Expert Determination – the dangers of (inadequate) reasons
 EWHC 503 TEDR Volume 13 Issue 2
The parties agreed to refer their dispute for determination by an Expert.
They agreed the Umpire’s terms of reference, which included terms that:
1. The decision would be binding on the parties save in the case of a manifest error;
2. The Umpire would include reasons for the decision.
A decision was given after the Umpire had held several meetings with each party and viewed various documents.
Halifax contended that the Decision was not binding because:
1. The Umpire had failed to give reasons as to why he rejected part of their contentions;
2. The Umpire failed to give reasons which explained what he had learned from his private meetings with Equitable life;
3. The Umpire therefore materially departed from his instructions and/or his decision contained a manifest error.
Equitable argued the decision should be binding.
1. What were the terms of reference to the Umpire?
2. Therefore, what as a matter of contract had the parties agreed to remit to the Umpire by way of expert determination?
3. What was the Umpire appointed to do?
4. Has the Umpire done that which he was appointed to do?
The decision reached by the Umpire was to be binding save for “manifest error” as per the agreement of the parties. Manifest error means, “oversights and blunders so obvious and obviously capable of affecting the determination as to admit of no difference of opinion” (See: Veba Oil Supply and Trading v Petrograde Inc  EWCA Civ 1832).
In litigation, justice will not be done unless the parties understand who has won, who has lost and why?
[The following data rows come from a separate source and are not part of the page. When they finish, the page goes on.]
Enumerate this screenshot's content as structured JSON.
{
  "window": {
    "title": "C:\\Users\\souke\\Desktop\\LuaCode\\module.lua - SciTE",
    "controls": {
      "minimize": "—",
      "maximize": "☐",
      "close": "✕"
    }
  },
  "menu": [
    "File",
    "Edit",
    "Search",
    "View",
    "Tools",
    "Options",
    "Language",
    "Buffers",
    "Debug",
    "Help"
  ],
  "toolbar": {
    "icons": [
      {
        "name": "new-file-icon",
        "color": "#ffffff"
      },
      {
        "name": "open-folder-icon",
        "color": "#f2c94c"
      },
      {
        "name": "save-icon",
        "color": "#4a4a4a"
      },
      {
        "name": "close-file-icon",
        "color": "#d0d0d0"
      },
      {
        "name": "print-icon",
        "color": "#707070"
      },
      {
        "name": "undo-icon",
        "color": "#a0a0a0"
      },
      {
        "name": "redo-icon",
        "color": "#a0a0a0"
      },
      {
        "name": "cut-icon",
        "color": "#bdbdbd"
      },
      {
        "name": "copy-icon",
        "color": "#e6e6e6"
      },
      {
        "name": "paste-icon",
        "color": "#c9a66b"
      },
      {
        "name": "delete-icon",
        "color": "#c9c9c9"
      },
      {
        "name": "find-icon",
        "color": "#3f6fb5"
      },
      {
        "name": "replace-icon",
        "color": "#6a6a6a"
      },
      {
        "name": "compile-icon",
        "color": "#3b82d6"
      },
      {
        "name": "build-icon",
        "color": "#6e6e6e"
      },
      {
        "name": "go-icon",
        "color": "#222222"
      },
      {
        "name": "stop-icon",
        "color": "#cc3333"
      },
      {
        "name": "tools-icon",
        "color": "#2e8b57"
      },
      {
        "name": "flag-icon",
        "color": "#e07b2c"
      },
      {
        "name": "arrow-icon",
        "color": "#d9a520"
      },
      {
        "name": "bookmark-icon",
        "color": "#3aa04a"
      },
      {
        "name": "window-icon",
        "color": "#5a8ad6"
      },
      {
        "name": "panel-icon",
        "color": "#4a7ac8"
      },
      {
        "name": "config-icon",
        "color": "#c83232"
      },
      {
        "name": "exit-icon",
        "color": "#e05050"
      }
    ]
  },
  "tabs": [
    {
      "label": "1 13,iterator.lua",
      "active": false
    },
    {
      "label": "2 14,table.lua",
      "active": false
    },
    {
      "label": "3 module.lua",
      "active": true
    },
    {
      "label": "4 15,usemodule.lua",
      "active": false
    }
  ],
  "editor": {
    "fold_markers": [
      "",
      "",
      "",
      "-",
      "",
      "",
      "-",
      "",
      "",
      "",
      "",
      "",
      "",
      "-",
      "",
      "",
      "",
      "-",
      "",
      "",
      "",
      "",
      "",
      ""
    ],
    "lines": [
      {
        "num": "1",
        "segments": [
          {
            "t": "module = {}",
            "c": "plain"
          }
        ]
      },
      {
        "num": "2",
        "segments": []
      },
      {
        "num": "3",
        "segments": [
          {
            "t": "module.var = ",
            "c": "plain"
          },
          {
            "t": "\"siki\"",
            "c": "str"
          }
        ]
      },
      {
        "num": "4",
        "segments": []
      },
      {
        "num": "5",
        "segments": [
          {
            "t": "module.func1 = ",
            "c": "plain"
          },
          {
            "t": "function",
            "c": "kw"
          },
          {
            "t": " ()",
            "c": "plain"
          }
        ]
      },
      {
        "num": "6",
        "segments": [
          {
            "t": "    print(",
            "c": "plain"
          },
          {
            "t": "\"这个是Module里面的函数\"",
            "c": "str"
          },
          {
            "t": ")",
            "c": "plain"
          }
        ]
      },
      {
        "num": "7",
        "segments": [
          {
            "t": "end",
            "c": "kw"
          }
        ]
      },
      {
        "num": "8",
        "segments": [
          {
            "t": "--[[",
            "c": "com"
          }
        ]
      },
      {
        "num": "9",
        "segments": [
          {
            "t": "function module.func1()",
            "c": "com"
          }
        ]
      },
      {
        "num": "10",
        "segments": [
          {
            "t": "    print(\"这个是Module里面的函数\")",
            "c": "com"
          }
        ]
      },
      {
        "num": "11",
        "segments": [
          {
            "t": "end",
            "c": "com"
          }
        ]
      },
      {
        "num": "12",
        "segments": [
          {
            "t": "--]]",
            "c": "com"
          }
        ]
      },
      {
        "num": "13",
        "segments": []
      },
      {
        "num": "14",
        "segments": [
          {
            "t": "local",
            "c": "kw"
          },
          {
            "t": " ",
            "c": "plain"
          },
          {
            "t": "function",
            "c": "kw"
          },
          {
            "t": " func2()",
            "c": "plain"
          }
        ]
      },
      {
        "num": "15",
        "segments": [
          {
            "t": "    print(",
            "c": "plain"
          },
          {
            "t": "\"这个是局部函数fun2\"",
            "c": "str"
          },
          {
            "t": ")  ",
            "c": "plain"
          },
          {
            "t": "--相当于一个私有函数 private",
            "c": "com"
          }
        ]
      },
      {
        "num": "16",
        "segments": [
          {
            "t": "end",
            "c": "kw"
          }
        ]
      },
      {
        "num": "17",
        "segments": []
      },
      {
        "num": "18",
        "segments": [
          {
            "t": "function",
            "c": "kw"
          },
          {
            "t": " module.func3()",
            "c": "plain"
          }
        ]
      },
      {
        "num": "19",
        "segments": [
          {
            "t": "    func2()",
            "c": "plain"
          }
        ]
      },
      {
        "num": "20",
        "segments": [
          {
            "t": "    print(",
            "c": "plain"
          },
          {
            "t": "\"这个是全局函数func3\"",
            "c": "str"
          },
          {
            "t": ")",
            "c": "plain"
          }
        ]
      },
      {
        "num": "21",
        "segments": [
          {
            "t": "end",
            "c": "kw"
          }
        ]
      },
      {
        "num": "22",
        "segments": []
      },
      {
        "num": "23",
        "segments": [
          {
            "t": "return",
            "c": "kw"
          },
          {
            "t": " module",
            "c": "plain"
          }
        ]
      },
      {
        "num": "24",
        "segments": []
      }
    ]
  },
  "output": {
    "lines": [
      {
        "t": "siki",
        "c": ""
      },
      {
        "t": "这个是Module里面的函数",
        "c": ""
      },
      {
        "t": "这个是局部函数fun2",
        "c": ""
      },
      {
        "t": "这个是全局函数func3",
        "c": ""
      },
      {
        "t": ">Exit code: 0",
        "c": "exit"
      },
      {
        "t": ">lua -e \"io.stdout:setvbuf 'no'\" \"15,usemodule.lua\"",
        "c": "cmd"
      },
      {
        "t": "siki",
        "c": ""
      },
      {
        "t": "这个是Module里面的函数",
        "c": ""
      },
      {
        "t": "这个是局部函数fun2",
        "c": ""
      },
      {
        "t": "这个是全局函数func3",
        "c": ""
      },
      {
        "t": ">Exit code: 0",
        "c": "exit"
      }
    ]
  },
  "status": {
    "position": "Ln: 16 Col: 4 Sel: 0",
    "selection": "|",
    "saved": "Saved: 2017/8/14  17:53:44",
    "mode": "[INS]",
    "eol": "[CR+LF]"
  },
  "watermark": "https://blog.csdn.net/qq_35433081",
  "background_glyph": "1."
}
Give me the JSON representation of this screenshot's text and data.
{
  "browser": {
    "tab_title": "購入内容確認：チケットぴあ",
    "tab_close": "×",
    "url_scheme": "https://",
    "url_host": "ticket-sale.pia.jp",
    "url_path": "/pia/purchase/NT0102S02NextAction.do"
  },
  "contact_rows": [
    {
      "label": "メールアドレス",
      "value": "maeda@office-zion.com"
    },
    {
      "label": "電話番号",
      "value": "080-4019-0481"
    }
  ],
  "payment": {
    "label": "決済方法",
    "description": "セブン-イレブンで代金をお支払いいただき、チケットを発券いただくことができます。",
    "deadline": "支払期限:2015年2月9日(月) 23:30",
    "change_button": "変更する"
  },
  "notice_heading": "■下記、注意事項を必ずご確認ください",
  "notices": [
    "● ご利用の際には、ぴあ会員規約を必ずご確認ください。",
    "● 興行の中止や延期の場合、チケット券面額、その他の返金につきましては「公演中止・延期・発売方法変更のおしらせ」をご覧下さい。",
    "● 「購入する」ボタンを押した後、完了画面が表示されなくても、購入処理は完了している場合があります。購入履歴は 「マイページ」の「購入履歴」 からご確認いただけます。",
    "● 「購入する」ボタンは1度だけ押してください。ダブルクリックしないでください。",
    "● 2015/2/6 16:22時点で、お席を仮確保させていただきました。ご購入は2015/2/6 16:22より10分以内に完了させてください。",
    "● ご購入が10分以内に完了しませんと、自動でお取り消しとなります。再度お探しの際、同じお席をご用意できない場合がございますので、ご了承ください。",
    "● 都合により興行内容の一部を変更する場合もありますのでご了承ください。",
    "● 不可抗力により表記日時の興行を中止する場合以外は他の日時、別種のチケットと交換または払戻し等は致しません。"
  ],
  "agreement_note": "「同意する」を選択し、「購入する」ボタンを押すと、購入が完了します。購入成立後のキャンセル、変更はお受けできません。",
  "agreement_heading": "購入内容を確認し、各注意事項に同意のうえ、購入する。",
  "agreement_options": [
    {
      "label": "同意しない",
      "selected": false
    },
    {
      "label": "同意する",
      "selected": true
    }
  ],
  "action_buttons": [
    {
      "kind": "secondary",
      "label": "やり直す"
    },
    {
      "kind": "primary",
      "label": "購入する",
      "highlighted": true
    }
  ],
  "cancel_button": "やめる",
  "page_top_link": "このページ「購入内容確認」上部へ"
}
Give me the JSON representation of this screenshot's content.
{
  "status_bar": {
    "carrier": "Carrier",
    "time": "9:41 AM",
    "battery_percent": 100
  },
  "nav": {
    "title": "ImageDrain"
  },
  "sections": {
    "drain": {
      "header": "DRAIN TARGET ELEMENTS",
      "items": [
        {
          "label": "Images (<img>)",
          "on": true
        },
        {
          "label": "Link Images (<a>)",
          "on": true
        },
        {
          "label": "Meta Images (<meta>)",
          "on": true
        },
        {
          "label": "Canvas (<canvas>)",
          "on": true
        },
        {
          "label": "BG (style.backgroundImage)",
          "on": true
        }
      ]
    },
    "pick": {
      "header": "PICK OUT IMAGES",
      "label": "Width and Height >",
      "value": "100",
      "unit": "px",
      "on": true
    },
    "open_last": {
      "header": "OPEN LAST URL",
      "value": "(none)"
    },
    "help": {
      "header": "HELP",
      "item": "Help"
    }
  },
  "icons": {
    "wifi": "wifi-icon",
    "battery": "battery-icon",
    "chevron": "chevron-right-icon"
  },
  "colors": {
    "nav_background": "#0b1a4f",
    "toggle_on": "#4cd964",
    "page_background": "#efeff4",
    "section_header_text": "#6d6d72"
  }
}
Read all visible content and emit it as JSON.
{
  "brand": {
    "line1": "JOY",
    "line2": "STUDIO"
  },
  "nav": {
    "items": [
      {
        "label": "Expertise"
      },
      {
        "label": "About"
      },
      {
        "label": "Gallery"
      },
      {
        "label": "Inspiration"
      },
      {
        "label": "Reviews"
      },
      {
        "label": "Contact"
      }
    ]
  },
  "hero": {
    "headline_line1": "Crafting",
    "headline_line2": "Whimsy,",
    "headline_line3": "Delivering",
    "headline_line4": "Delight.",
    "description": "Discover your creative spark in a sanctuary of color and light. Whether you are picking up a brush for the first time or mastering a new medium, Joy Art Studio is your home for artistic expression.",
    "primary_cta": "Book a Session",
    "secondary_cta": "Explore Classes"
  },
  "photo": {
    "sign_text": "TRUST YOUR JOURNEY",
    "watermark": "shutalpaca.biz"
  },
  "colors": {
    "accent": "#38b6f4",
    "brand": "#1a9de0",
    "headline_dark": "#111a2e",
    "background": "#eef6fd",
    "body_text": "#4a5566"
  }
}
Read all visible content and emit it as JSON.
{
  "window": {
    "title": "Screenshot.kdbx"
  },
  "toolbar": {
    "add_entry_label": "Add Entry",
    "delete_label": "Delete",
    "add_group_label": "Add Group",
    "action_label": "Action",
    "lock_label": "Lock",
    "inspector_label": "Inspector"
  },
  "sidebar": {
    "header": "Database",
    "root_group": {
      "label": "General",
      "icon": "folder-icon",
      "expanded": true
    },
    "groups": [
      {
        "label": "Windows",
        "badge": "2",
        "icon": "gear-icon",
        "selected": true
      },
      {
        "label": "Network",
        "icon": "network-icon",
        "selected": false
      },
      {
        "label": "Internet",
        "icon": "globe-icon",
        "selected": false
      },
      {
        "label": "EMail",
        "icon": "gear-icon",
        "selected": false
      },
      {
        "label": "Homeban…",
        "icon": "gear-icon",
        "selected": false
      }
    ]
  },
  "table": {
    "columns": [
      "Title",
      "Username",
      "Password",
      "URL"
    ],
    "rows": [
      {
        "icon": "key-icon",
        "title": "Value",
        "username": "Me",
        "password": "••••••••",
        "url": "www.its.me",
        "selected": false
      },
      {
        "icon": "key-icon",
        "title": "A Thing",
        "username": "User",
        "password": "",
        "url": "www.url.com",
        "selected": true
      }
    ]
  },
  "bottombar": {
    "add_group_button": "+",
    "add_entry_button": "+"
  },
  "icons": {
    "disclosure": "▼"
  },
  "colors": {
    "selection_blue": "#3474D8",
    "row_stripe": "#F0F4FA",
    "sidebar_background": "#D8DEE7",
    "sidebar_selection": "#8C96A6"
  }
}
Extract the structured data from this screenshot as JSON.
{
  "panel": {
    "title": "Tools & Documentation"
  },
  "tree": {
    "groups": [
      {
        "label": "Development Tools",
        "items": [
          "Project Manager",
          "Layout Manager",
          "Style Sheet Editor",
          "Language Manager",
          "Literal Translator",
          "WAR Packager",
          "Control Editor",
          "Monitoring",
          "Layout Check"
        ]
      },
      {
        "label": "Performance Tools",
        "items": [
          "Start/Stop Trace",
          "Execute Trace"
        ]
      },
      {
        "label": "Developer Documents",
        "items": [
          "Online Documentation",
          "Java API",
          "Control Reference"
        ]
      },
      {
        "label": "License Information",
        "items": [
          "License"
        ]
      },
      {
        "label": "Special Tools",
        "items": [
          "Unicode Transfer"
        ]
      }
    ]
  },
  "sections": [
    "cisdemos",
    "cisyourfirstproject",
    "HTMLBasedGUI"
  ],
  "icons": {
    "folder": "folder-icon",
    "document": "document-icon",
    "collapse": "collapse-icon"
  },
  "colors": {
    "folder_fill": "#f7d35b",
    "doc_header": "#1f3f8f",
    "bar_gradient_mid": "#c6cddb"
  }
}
Therefore, a Judge needs to give reasons for his or her conclusions. This is the same in any judicial or quasi-judicial decision, for example arbitrations pursuant to the 1996 Act.
What of expert’s Determinations? In this particular case, the Umpire was also required to give reasons by agreement in his terms of reference.
“Reasons” need to “convey to a reasonable person having all the background knowledge which would reasonably have been available to the parties in the situation in which they were at the time of the contract”.They could be briefly stated but they had to explain the Umpire’s reasons for his conclusion on key or substantial points raised…”.
In this case, it was found that reasons were given but they were not adequate.
Accordingly, the Court directed the Umpire to review the matter and provide further reasons on certain specific issues.
Accordingly, the Court proceedings were adjourned for the case to be remitted to the Umpire and permission was given for the matter to be returned to Court once those reasons were available for further consideration as to whether the decision was binding.
The Court recognised that in arbitrations, there was a specific power under the 1996 Act for the Court to remit the decision for further reasons. Although there was no similar statutory power with regards to Expert Determination, the Court considered that there was power to do so whether by way of remedy in relation to the original contract or under the inherent jurisdiction of the Court or both. In any event, it was acknowledged that the Court was entitled to invite the Umpire to provide further reasons.
The importance of defining the role of the Umpire within his or her terms of reference is stressed.
It is useful to note that The Academy of Experts “Rules for Expert Determination” state that:
“Unless otherwise agreed by the parties and communicated to the Expert in writing at the time of his appointment, the Expert will not give reasons for his determination”
This will not relieve the Expert from the duty to act in accordance with his or her terms of reference but will seemingly avoid the type of situation in this case.